Ongoing reliance on manual techniques would be understandable if there were no alternative… but there is.
By Niels Erik Hansen, Ph.D.
As automation technologies enhance a growing number of healthcare services – including imaging, surgery, radiotherapy and rehabilitation, among others – the pharmacy remains largely un-automated. Despite its important role in patient care, technicians in most pharmacies still compound medications manually, in much the same way it’s been done for generations.
Such a long history, combined with refinements in aseptic techniques and training, means manual IV compounding remains the accepted standard of care. But how much longer should it be? Recent outbreaks of illness and adverse reactions linked to compounded medications, as well as numerous pharmacy product recalls, make the shortcomings of manual compounding increasingly hard to ignore.
Although pharmacy technicians are trained in the physical process of compounding, few understand the physics behind the process. And, being human, even the most experienced technicians make mistakes; some studies have documented observed manual error rates of up to 10 percent. Being able to repeat a compounding technique is not the same as ensuring accurate repeatability.
Ongoing reliance on manual techniques would be understandable if there were no alternative. But automated IV compounding systems have existed for more than a decade. Moreover, the technology – which is suitable for both hospitals and commercial compounding pharmacies – is proven to enhance the safety of compounded medications, reduce medication costs, and increase productivity. So why aren’t more pharmacies using it?
While pharmacists have generally welcomed technological innovation, many within the industry feel automated IV compounding technology is not yet sufficiently developed for widespread implementation. It’s an unfortunate perception, and inaccurate.
At its most basic, the automation of medication compounding is simply the application of proven robotic technologies to well-understood processes and known physical parameters. Available IV compounding technology can not only duplicate the manual process, but also do so with substantially more accuracy, efficiency, and repeatability.
Automation is the use of machines, control systems and technology to increase productivity and the quality of goods beyond what is possible through human labor. The development of such technologies goes back more than three-quarters of a century – the first industrial robot was built in 1937 – and has undergone continuous enhancement and refinement ever since.
Today robotic automation is used to manufacture numerous products including cars, appliances, food, computers, and mobile devices, among others. Robots are particularly useful where a high degree of accuracy is required. For example, silicon chip manufacturing often requires tolerances measured in microns, orders of magnitude smaller than the tenth-of-a-millimeter measurements necessary in pharmacy compounding.
But in order to successfully automate any manufacturing process, it is essential to fully understand the process – inputs, weights and measures, individual production steps, and desired outputs. In other words, to automate medication compounding, you have to know how medication is compounded. Fortunately, the process and physics of medication compounding are well documented.
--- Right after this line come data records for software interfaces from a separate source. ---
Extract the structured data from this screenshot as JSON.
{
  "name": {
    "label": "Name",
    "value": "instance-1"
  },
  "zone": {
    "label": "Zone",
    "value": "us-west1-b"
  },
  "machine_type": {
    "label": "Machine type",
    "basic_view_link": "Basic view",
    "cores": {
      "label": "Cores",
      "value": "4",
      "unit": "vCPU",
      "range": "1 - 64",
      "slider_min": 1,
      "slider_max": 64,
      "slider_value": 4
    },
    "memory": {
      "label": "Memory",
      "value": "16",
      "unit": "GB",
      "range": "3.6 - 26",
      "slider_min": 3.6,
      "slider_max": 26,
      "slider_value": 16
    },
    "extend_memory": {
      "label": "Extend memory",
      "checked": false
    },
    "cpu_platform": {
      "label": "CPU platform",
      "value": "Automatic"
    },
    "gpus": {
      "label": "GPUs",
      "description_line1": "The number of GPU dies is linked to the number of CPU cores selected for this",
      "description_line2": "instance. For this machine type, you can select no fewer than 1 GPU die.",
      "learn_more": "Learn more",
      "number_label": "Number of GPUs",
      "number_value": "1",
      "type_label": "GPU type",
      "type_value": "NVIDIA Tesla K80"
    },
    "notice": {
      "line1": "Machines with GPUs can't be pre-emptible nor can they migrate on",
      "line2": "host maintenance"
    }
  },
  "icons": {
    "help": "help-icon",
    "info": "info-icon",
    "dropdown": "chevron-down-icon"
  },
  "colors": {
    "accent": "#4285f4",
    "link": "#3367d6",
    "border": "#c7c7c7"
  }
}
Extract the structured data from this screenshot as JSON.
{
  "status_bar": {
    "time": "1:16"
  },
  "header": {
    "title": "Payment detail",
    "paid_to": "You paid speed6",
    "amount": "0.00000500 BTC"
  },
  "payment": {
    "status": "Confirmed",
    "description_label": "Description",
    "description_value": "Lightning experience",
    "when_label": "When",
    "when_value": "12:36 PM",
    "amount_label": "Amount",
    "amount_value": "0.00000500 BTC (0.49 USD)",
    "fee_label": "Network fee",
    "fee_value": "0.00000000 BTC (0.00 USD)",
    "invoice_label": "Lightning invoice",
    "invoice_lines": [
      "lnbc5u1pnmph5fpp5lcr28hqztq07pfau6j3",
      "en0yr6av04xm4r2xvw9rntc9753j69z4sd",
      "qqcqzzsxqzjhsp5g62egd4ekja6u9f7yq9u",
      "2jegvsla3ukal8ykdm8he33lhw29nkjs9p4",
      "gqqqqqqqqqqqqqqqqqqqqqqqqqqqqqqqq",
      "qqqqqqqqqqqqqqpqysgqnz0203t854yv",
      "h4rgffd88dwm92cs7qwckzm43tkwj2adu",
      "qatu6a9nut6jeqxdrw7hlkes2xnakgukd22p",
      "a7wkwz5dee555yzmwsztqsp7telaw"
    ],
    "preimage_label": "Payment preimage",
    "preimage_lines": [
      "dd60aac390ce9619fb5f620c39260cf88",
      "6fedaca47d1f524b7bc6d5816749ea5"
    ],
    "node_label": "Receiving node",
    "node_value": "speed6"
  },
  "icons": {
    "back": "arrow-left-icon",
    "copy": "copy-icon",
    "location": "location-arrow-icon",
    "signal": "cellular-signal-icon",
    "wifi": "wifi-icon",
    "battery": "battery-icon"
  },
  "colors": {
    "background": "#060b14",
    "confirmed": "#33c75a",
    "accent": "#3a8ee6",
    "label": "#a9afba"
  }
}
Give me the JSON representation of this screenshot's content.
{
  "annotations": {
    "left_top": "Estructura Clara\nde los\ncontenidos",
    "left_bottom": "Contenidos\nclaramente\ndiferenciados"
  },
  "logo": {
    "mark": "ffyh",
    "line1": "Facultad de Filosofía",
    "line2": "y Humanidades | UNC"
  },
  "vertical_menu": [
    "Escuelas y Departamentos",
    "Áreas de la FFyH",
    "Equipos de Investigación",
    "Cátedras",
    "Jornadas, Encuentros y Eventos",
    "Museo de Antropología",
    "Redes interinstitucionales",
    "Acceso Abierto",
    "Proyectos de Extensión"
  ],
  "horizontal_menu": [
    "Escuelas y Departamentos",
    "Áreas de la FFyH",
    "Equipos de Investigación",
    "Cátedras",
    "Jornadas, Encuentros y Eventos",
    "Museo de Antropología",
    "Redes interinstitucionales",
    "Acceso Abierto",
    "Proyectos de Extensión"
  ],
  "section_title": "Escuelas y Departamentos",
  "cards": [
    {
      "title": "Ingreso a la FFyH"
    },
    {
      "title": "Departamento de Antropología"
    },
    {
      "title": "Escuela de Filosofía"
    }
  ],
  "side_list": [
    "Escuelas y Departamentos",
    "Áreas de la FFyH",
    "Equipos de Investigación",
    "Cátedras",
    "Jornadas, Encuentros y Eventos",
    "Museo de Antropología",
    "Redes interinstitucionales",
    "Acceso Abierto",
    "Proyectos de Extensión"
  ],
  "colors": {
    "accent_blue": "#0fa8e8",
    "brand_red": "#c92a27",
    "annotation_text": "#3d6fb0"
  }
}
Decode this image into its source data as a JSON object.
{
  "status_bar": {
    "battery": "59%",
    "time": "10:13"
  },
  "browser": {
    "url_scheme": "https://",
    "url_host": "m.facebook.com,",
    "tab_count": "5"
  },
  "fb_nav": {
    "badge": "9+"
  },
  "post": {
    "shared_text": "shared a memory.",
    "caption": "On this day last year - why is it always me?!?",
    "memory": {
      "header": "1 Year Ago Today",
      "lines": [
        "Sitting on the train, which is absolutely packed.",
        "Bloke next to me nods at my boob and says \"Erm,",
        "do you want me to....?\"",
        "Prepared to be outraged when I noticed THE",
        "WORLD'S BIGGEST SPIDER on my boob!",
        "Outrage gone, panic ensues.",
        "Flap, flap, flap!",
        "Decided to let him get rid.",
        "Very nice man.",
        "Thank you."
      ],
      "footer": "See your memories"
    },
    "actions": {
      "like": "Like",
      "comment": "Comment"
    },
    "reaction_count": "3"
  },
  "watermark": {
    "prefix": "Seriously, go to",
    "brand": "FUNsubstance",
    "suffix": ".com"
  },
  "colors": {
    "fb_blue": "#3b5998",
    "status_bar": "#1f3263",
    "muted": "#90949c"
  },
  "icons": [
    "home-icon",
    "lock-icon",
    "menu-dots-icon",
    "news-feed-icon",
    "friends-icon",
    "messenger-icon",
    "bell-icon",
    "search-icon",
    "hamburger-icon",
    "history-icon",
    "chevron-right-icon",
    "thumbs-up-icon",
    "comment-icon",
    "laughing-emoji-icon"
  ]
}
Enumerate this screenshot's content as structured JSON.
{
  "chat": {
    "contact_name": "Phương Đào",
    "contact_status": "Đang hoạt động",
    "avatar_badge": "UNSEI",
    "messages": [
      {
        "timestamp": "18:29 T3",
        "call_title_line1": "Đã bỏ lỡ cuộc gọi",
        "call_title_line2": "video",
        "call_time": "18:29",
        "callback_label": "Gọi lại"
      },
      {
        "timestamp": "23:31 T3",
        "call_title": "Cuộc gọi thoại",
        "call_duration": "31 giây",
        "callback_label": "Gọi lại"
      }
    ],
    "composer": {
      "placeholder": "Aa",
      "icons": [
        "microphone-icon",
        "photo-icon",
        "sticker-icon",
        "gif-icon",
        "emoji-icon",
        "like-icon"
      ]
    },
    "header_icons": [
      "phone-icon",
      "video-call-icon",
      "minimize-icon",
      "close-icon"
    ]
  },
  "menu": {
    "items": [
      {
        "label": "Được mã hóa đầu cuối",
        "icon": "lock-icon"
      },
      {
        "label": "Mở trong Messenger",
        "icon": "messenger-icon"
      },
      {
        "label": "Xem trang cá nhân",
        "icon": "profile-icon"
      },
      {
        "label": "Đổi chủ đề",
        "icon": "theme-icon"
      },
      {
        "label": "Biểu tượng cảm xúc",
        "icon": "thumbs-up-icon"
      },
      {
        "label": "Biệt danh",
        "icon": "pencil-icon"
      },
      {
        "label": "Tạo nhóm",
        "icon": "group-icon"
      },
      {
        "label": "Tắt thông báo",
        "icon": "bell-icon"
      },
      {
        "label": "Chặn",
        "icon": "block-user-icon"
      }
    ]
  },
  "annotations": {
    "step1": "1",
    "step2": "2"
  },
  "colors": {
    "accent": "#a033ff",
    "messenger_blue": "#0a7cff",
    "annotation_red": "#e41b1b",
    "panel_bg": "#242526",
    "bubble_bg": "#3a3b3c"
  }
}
In more than a decade of research, a team of engineers worked to measure and quantify virtually every aspect of IV compounding. Their analysis included such variables as admixture fluid weight, surface tension, specific gravity and viscosity, differences in the diameter of ‘standard’ needle bore holes, the amount of force necessary for needles to puncture a vial stopper, and much more. The resulting IV automation technology, called RIVA, can account for the various physical properties of inputs and also compensate for variation.
For those who might look to output quality as evidence of production efficacy, pharmacy automation has proven a resounding success. Since RIVA technology was commercialized in 2008, systems have been installed at more than 30 sites worldwide and have cumulatively produced nearly 2 million IV doses safely and accurately. Further, installed units have performed more than 100,000 routine safety tests with zero failures. These numbers far exceed typical quality control validation measures for almost every type of manufacturing.
The bottom line is that pharmacy IV automation is a mature, well-established technology, with a solid record of quality control and output that is proven to be superior to manual processes. As numerous healthcare procedures are improved with automation, it is past time for automated compounding to become the standard of care in pharmacies. The benefits – reduced cost, increased efficiency and, most important, greatly enhanced medication and patient safety – make automated pharmacy compounding imperative.
Dr. Niels Erik Hansen is president and CEO of Intelligent Hospital Systems in Winnipeg, Manitoba, Canada. He holds a Ph.D. in control engineering and an M.S. in mechanical engineering from Technical University of Denmark, and has more than 30 years’ experience in technology engineering and production with emphasis in motion control, fluid management, and environmental engineering.